▸ **Task description**: Could you retype the entries exactly as they are?

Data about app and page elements
========================
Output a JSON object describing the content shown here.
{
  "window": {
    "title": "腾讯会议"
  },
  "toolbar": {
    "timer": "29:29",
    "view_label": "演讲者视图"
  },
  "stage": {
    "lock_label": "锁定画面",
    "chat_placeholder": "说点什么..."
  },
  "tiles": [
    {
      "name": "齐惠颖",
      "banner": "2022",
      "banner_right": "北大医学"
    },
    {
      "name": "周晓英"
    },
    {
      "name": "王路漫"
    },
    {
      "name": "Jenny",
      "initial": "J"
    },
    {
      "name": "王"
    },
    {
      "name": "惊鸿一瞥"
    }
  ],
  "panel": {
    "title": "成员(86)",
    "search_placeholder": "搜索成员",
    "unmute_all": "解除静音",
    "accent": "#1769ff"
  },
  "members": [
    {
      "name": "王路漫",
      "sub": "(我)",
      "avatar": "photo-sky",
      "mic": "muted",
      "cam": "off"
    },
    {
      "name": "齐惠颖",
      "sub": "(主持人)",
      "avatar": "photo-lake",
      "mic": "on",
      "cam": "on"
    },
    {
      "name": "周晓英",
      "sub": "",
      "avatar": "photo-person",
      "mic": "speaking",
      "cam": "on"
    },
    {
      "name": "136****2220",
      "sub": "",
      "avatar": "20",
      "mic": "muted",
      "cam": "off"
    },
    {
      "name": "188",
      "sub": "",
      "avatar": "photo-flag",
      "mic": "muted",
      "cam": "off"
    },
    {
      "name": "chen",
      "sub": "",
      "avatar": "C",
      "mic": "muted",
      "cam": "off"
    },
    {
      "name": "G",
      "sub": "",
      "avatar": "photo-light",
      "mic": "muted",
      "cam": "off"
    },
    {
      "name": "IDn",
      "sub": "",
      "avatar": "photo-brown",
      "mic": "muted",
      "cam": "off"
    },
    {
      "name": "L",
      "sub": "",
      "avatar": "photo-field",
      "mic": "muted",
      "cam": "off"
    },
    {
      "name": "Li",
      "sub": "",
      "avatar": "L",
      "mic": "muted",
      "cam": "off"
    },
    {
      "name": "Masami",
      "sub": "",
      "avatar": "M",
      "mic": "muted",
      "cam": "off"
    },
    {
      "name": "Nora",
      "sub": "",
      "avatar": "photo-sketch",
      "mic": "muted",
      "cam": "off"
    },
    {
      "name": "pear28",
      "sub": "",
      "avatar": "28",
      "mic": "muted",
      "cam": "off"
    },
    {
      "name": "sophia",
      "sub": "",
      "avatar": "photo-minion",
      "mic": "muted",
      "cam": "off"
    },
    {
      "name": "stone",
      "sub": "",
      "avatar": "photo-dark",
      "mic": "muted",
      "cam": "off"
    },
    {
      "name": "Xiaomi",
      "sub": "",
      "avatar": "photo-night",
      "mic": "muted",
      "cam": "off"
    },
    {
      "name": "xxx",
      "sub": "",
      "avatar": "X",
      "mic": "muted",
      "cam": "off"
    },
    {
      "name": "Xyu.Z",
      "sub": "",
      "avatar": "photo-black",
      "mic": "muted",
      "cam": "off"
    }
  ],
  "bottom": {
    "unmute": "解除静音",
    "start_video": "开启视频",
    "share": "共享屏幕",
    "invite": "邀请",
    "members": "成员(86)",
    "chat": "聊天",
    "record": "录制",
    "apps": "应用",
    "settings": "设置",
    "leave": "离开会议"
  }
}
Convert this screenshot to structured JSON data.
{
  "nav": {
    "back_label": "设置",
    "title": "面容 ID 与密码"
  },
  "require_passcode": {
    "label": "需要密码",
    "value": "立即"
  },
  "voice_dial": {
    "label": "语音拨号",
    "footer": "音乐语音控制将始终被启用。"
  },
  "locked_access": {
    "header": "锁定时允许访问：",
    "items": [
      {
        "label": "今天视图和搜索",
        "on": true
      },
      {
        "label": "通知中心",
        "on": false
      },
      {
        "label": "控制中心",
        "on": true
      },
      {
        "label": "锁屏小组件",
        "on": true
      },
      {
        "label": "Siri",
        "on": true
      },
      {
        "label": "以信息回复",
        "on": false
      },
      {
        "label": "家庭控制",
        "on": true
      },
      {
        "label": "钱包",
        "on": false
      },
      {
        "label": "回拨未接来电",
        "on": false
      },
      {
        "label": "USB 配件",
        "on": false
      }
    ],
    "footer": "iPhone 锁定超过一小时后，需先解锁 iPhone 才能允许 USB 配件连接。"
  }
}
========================
▸ **Response**:
Output a JSON object describing the content shown here.
{
  "window": {
    "title": "腾讯会议"
  },
  "toolbar": {
    "timer": "29:29",
    "view_label": "演讲者视图"
  },
  "stage": {
    "lock_label": "锁定画面",
    "chat_placeholder": "说点什么..."
  },
  "tiles": [
    {
      "name": "齐惠颖",
      "banner": "2022",
      "banner_right": "北大医学"
    },
    {
      "name": "周晓英"
    },
    {
      "name": "王路漫"
    },
    {
      "name": "Jenny",
      "initial": "J"
    },
    {
      "name": "王"
    },
    {
      "name": "惊鸿一瞥"
    }
  ],
  "panel": {
    "title": "成员(86)",
    "search_placeholder": "搜索成员",
    "unmute_all": "解除静音",
    "accent": "#1769ff"
  },
  "members": [
    {
      "name": "王路漫",
      "sub": "(我)",
      "avatar": "photo-sky",
      "mic": "muted",
      "cam": "off"
    },
    {
      "name": "齐惠颖",
      "sub": "(主持人)",
      "avatar": "photo-lake",
      "mic": "on",
      "cam": "on"
    },
    {
      "name": "周晓英",
      "sub": "",
      "avatar": "photo-person",
      "mic": "speaking",
      "cam": "on"
    },
    {
      "name": "136****2220",
      "sub": "",
      "avatar": "20",
      "mic": "muted",
      "cam": "off"
    },
    {
      "name": "188",
      "sub": "",
      "avatar": "photo-flag",
      "mic": "muted",
      "cam": "off"
    },
    {
      "name": "chen",
      "sub": "",
      "avatar": "C",
      "mic": "muted",
      "cam": "off"
    },
    {
      "name": "G",
      "sub": "",
      "avatar": "photo-light",
      "mic": "muted",
      "cam": "off"
    },
    {
      "name": "IDn",
      "sub": "",
      "avatar": "photo-brown",
      "mic": "muted",
      "cam": "off"
    },
    {
      "name": "L",
      "sub": "",
      "avatar": "photo-field",
      "mic": "muted",
      "cam": "off"
    },
    {
      "name": "Li",
      "sub": "",
      "avatar": "L",
      "mic": "muted",
      "cam": "off"
    },
    {
      "name": "Masami",
      "sub": "",
      "avatar": "M",
      "mic": "muted",
      "cam": "off"
    },
    {
      "name": "Nora",
      "sub": "",
      "avatar": "photo-sketch",
      "mic": "muted",
      "cam": "off"
    },
    {
      "name": "pear28",
      "sub": "",
      "avatar": "28",
      "mic": "muted",
      "cam": "off"
    },
    {
      "name": "sophia",
      "sub": "",
      "avatar": "photo-minion",
      "mic": "muted",
      "cam": "off"
    },
    {
      "name": "stone",
      "sub": "",
      "avatar": "photo-dark",
      "mic": "muted",
      "cam": "off"
    },
    {
      "name": "Xiaomi",
      "sub": "",
      "avatar": "photo-night",
      "mic": "muted",
      "cam": "off"
    },
    {
      "name": "xxx",
      "sub": "",
      "avatar": "X",
      "mic": "muted",
      "cam": "off"
    },
    {
      "name": "Xyu.Z",
      "sub": "",
      "avatar": "photo-black",
      "mic": "muted",
      "cam": "off"
    }
  ],
  "bottom": {
    "unmute": "解除静音",
    "start_video": "开启视频",
    "share": "共享屏幕",
    "invite": "邀请",
    "members": "成员(86)",
    "chat": "聊天",
    "record": "录制",
    "apps": "应用",
    "settings": "设置",
    "leave": "离开会议"
  }
}
Convert this screenshot to structured JSON data.
{
  "nav": {
    "back_label": "设置",
    "title": "面容 ID 与密码"
  },
  "require_passcode": {
    "label": "需要密码",
    "value": "立即"
  },
  "voice_dial": {
    "label": "语音拨号",
    "footer": "音乐语音控制将始终被启用。"
  },
  "locked_access": {
    "header": "锁定时允许访问：",
    "items": [
      {
        "label": "今天视图和搜索",
        "on": true
      },
      {
        "label": "通知中心",
        "on": false
      },
      {
        "label": "控制中心",
        "on": true
      },
      {
        "label": "锁屏小组件",
        "on": true
      },
      {
        "label": "Siri",
        "on": true
      },
      {
        "label": "以信息回复",
        "on": false
      },
      {
        "label": "家庭控制",
        "on": true
      },
      {
        "label": "钱包",
        "on": false
      },
      {
        "label": "回拨未接来电",
        "on": false
      },
      {
        "label": "USB 配件",
        "on": false
      }
    ],
    "footer": "iPhone 锁定超过一小时后，需先解锁 iPhone 才能允许 USB 配件连接。"
  }
}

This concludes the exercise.